Items from a dataset

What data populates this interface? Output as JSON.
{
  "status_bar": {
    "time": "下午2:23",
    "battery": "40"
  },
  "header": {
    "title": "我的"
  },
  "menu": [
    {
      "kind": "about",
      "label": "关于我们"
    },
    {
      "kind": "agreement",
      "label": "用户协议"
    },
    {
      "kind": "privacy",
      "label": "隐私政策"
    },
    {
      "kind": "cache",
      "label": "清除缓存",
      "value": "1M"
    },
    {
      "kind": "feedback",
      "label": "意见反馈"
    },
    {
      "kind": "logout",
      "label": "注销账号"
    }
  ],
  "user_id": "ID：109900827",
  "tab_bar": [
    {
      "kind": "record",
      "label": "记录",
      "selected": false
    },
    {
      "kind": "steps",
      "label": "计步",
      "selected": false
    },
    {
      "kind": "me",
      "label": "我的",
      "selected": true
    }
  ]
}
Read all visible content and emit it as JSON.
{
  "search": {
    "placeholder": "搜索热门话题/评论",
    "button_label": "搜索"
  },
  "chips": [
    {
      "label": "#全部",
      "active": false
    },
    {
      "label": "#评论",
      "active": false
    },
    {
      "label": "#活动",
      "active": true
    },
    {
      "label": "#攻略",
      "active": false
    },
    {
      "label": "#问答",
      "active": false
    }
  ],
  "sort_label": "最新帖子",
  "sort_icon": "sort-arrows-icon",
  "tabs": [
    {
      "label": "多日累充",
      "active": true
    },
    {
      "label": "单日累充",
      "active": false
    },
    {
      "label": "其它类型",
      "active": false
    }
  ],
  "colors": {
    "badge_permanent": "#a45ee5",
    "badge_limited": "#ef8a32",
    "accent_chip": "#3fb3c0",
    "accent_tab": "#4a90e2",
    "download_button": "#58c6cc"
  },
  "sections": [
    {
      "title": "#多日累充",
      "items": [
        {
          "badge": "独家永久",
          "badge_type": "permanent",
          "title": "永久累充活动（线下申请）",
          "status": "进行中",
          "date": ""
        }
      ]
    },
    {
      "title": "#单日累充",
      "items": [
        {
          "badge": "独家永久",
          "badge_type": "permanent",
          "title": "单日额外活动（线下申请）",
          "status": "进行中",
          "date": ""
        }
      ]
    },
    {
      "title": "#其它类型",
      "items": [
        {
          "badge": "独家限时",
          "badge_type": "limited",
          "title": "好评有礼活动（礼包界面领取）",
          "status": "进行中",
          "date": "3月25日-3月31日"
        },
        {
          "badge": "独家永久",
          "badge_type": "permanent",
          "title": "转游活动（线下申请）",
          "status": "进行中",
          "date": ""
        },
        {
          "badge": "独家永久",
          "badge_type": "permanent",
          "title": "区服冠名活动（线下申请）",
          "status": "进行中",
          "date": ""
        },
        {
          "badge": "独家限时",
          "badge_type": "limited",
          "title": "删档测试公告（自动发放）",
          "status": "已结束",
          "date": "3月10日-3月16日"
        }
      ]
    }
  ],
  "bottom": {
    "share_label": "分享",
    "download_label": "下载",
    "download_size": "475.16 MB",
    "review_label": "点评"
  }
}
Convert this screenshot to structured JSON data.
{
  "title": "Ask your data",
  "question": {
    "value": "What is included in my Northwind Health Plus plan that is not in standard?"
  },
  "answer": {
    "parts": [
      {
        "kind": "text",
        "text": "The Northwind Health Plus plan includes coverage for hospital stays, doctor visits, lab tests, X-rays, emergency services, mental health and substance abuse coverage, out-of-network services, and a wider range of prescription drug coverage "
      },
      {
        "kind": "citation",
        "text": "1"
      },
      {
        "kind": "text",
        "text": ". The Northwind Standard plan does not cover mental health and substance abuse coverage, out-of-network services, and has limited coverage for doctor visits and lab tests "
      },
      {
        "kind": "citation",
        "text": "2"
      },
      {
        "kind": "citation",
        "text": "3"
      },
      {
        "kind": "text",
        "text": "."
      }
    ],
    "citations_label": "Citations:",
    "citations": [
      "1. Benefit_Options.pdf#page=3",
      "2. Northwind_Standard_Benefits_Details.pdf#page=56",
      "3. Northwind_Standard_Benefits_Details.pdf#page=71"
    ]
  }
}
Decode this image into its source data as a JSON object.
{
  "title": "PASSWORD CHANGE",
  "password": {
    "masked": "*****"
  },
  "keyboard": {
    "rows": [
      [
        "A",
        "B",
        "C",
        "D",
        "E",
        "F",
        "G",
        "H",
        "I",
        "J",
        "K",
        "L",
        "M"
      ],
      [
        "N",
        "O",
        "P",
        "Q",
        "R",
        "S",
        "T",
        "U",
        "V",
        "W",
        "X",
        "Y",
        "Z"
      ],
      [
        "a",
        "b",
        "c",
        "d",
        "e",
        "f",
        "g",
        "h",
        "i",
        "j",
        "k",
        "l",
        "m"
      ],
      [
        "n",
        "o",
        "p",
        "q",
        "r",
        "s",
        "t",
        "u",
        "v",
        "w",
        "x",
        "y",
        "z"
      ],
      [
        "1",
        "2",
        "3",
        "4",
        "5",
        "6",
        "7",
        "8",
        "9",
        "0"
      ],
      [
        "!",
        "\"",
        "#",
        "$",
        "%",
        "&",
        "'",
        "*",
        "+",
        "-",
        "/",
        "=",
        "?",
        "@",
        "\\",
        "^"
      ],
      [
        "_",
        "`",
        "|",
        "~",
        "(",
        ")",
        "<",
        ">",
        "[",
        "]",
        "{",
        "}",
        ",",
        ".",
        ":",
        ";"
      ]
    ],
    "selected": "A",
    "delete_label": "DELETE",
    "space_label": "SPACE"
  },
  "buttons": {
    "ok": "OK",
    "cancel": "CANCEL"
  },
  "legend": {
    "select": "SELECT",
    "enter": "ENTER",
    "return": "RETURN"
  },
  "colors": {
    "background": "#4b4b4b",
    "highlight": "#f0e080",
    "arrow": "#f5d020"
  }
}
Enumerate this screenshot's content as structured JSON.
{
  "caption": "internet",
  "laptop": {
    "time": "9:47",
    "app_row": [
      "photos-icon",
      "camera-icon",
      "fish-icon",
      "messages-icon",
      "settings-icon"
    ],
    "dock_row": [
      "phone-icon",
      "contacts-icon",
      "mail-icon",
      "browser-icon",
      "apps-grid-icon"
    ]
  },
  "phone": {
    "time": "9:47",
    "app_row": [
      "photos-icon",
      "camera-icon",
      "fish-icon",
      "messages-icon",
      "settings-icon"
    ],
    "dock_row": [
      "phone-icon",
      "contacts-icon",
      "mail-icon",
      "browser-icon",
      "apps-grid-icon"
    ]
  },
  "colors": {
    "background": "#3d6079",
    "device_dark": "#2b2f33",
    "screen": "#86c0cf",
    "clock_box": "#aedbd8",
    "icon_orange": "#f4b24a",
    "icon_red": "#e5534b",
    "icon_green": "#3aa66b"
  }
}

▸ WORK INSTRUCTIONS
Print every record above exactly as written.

▸ TASK SOLUTION
What data populates this interface? Output as JSON.
{
  "status_bar": {
    "time": "下午2:23",
    "battery": "40"
  },
  "header": {
    "title": "我的"
  },
  "menu": [
    {
      "kind": "about",
      "label": "关于我们"
    },
    {
      "kind": "agreement",
      "label": "用户协议"
    },
    {
      "kind": "privacy",
      "label": "隐私政策"
    },
    {
      "kind": "cache",
      "label": "清除缓存",
      "value": "1M"
    },
    {
      "kind": "feedback",
      "label": "意见反馈"
    },
    {
      "kind": "logout",
      "label": "注销账号"
    }
  ],
  "user_id": "ID：109900827",
  "tab_bar": [
    {
      "kind": "record",
      "label": "记录",
      "selected": false
    },
    {
      "kind": "steps",
      "label": "计步",
      "selected": false
    },
    {
      "kind": "me",
      "label": "我的",
      "selected": true
    }
  ]
}
Read all visible content and emit it as JSON.
{
  "search": {
    "placeholder": "搜索热门话题/评论",
    "button_label": "搜索"
  },
  "chips": [
    {
      "label": "#全部",
      "active": false
    },
    {
      "label": "#评论",
      "active": false
    },
    {
      "label": "#活动",
      "active": true
    },
    {
      "label": "#攻略",
      "active": false
    },
    {
      "label": "#问答",
      "active": false
    }
  ],
  "sort_label": "最新帖子",
  "sort_icon": "sort-arrows-icon",
  "tabs": [
    {
      "label": "多日累充",
      "active": true
    },
    {
      "label": "单日累充",
      "active": false
    },
    {
      "label": "其它类型",
      "active": false
    }
  ],
  "colors": {
    "badge_permanent": "#a45ee5",
    "badge_limited": "#ef8a32",
    "accent_chip": "#3fb3c0",
    "accent_tab": "#4a90e2",
    "download_button": "#58c6cc"
  },
  "sections": [
    {
      "title": "#多日累充",
      "items": [
        {
          "badge": "独家永久",
          "badge_type": "permanent",
          "title": "永久累充活动（线下申请）",
          "status": "进行中",
          "date": ""
        }
      ]
    },
    {
      "title": "#单日累充",
      "items": [
        {
          "badge": "独家永久",
          "badge_type": "permanent",
          "title": "单日额外活动（线下申请）",
          "status": "进行中",
          "date": ""
        }
      ]
    },
    {
      "title": "#其它类型",
      "items": [
        {
          "badge": "独家限时",
          "badge_type": "limited",
          "title": "好评有礼活动（礼包界面领取）",
          "status": "进行中",
          "date": "3月25日-3月31日"
        },
        {
          "badge": "独家永久",
          "badge_type": "permanent",
          "title": "转游活动（线下申请）",
          "status": "进行中",
          "date": ""
        },
        {
          "badge": "独家永久",
          "badge_type": "permanent",
          "title": "区服冠名活动（线下申请）",
          "status": "进行中",
          "date": ""
        },
        {
          "badge": "独家限时",
          "badge_type": "limited",
          "title": "删档测试公告（自动发放）",
          "status": "已结束",
          "date": "3月10日-3月16日"
        }
      ]
    }
  ],
  "bottom": {
    "share_label": "分享",
    "download_label": "下载",
    "download_size": "475.16 MB",
    "review_label": "点评"
  }
}
Convert this screenshot to structured JSON data.
{
  "title": "Ask your data",
  "question": {
    "value": "What is included in my Northwind Health Plus plan that is not in standard?"
  },
  "answer": {
    "parts": [
      {
        "kind": "text",
        "text": "The Northwind Health Plus plan includes coverage for hospital stays, doctor visits, lab tests, X-rays, emergency services, mental health and substance abuse coverage, out-of-network services, and a wider range of prescription drug coverage "
      },
      {
        "kind": "citation",
        "text": "1"
      },
      {
        "kind": "text",
        "text": ". The Northwind Standard plan does not cover mental health and substance abuse coverage, out-of-network services, and has limited coverage for doctor visits and lab tests "
      },
      {
        "kind": "citation",
        "text": "2"
      },
      {
        "kind": "citation",
        "text": "3"
      },
      {
        "kind": "text",
        "text": "."
      }
    ],
    "citations_label": "Citations:",
    "citations": [
      "1. Benefit_Options.pdf#page=3",
      "2. Northwind_Standard_Benefits_Details.pdf#page=56",
      "3. Northwind_Standard_Benefits_Details.pdf#page=71"
    ]
  }
}
Decode this image into its source data as a JSON object.
{
  "title": "PASSWORD CHANGE",
  "password": {
    "masked": "*****"
  },
  "keyboard": {
    "rows": [
      [
        "A",
        "B",
        "C",
        "D",
        "E",
        "F",
        "G",
        "H",
        "I",
        "J",
        "K",
        "L",
        "M"
      ],
      [
        "N",
        "O",
        "P",
        "Q",
        "R",
        "S",
        "T",
        "U",
        "V",
        "W",
        "X",
        "Y",
        "Z"
      ],
      [
        "a",
        "b",
        "c",
        "d",
        "e",
        "f",
        "g",
        "h",
        "i",
        "j",
        "k",
        "l",
        "m"
      ],
      [
        "n",
        "o",
        "p",
        "q",
        "r",
        "s",
        "t",
        "u",
        "v",
        "w",
        "x",
        "y",
        "z"
      ],
      [
        "1",
        "2",
        "3",
        "4",
        "5",
        "6",
        "7",
        "8",
        "9",
        "0"
      ],
      [
        "!",
        "\"",
        "#",
        "$",
        "%",
        "&",
        "'",
        "*",
        "+",
        "-",
        "/",
        "=",
        "?",
        "@",
        "\\",
        "^"
      ],
      [
        "_",
        "`",
        "|",
        "~",
        "(",
        ")",
        "<",
        ">",
        "[",
        "]",
        "{",
        "}",
        ",",
        ".",
        ":",
        ";"
      ]
    ],
    "selected": "A",
    "delete_label": "DELETE",
    "space_label": "SPACE"
  },
  "buttons": {
    "ok": "OK",
    "cancel": "CANCEL"
  },
  "legend": {
    "select": "SELECT",
    "enter": "ENTER",
    "return": "RETURN"
  },
  "colors": {
    "background": "#4b4b4b",
    "highlight": "#f0e080",
    "arrow": "#f5d020"
  }
}
Enumerate this screenshot's content as structured JSON.
{
  "caption": "internet",
  "laptop": {
    "time": "9:47",
    "app_row": [
      "photos-icon",
      "camera-icon",
      "fish-icon",
      "messages-icon",
      "settings-icon"
    ],
    "dock_row": [
      "phone-icon",
      "contacts-icon",
      "mail-icon",
      "browser-icon",
      "apps-grid-icon"
    ]
  },
  "phone": {
    "time": "9:47",
    "app_row": [
      "photos-icon",
      "camera-icon",
      "fish-icon",
      "messages-icon",
      "settings-icon"
    ],
    "dock_row": [
      "phone-icon",
      "contacts-icon",
      "mail-icon",
      "browser-icon",
      "apps-grid-icon"
    ]
  },
  "colors": {
    "background": "#3d6079",
    "device_dark": "#2b2f33",
    "screen": "#86c0cf",
    "clock_box": "#aedbd8",
    "icon_orange": "#f4b24a",
    "icon_red": "#e5534b",
    "icon_green": "#3aa66b"
  }
}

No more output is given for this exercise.